In 2019, GPS coordinates were collected from EXIF metadata by Shutterfly, for which it was accused and different tactics were tried by other apps to bypass Android’s permission system.
Originally, the author of the Android programming book, Mark Murphy, was so surprised by the new behavior that it was sent as a bug to Android engineers for confirming that it had been “intentional behavior”.
Before further explanation from Google, some of the biggest third-party application developers were asked about the change. According to the Camera FV-5 developer over 10 million downloads, this is the last battle that third-party camera application developers are facing, currently how to access the full complement of lenses or sophisticated features that are built into the New flashy phone for alternative apps is being allowed by OEMs like Samsung.
The application and third party applications will definitely be affected by the application, as visibility will be reduced and unnecessary friction will be added for the user who wants the third party application to be used, according to the FV-5 Camera developer, Flavio Gonzalez. In addition, Google’s workaround “made no sense”, according to the developer, since it is unlikely to be taken care of by most application developers in building support for third-party camera applications, similar to this one.
The restriction is no big deal, according to Footej Camera co-founder Stratos Karafotis. Furthermore, Google’s workaround made no sense to him. His favorite camera apps can still be used by his users, and he expects users to get used to it.
In the meantime, OpenCamera founder Mark Harman, a developer with over 10 million downloads, expects the camera app of his choice to be chosen directly by users on the Android home screen, rather than relying on the intention of another app.

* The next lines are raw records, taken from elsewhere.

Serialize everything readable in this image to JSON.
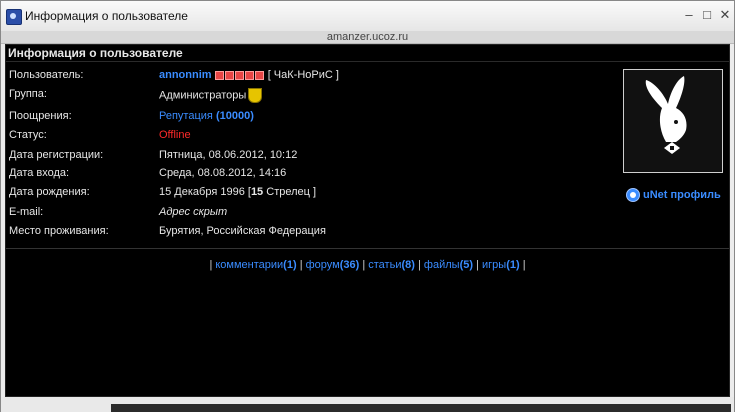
{
  "window": {
    "title": "Информация о пользователе",
    "controls": {
      "minimize": "–",
      "maximize": "□",
      "close": "✕"
    }
  },
  "address": "amanzer.ucoz.ru",
  "header": "Информация о пользователе",
  "profile": {
    "user_label": "Пользователь:",
    "user_name": "annonnim",
    "user_rank": "[ ЧаК-НоРиС ]",
    "group_label": "Группа:",
    "group_value": "Администраторы",
    "rewards_label": "Поощрения:",
    "rewards_text": "Репутация",
    "rewards_value": "(10000)",
    "status_label": "Статус:",
    "status_value": "Offline",
    "reg_label": "Дата регистрации:",
    "reg_value": "Пятница, 08.06.2012, 10:12",
    "login_label": "Дата входа:",
    "login_value": "Среда, 08.08.2012, 14:16",
    "birth_label": "Дата рождения:",
    "birth_date": "15 Декабря 1996",
    "birth_age_open": "[",
    "birth_age": "15",
    "birth_sign": "Стрелец ]",
    "email_label": "E-mail:",
    "email_value": "Адрес скрыт",
    "location_label": "Место проживания:",
    "location_value": "Бурятия, Российская Федерация"
  },
  "unet_profile": "uNet профиль",
  "links": {
    "comments": "комментарии",
    "comments_count": "(1)",
    "forum": "форум",
    "forum_count": "(36)",
    "articles": "статьи",
    "articles_count": "(8)",
    "files": "файлы",
    "files_count": "(5)",
    "games": "игры",
    "games_count": "(1)"
  },
  "colors": {
    "accent": "#3a8cff",
    "offline": "#ff2a2a",
    "background": "#000000"
  }
}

Unfortunately, this limits third-party camera apps and means that the built-in camera app cannot be completely replaced by that. It is a pity, in Mark Harman’s opinion, to take people’s choice. But, he didn’t seem concerned, earlier this week.
There is a curiosity as to whether Google needed to go this far. Why are not only bad camera apps repressed, those that share EXIF metadata, instead of repressing them all? Or developing an API to perhaps extract EXIF data? Why are the camera apps from Google, Samsung, Huawei, and Xiaomi more reliable than other apps from the Play Store? It may be another security or competition that Google is facing, but according to the search giant, the reason is to protect EXIF location metadata against abuse.

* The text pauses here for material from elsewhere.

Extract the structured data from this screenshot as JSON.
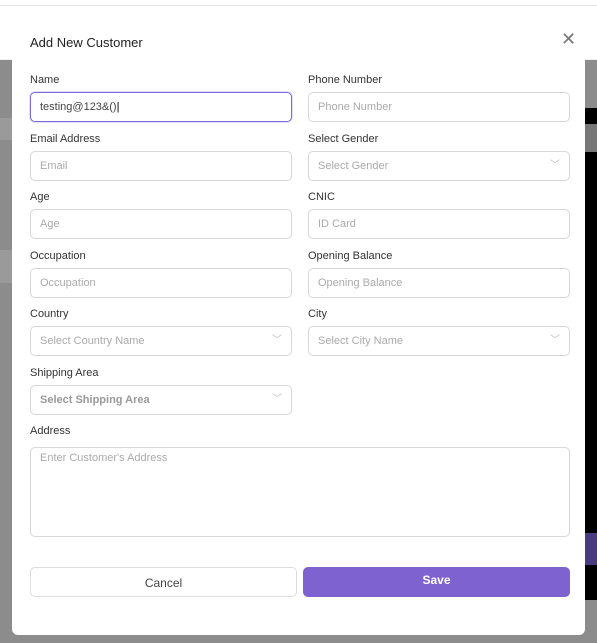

There is another initiative designed by Google to bring desirable features like Night Mode in the future to more camera applications, with OEMs like Samsung, LG, Oppo, Xiaomi, and Motorola being at least partially on board. ‘CameraX’ is its name, and perhaps third-party applications will feel more thirsty than the first in the future. Let’s see if the Android phone manufacturers are willing to borrow the most interesting camera features.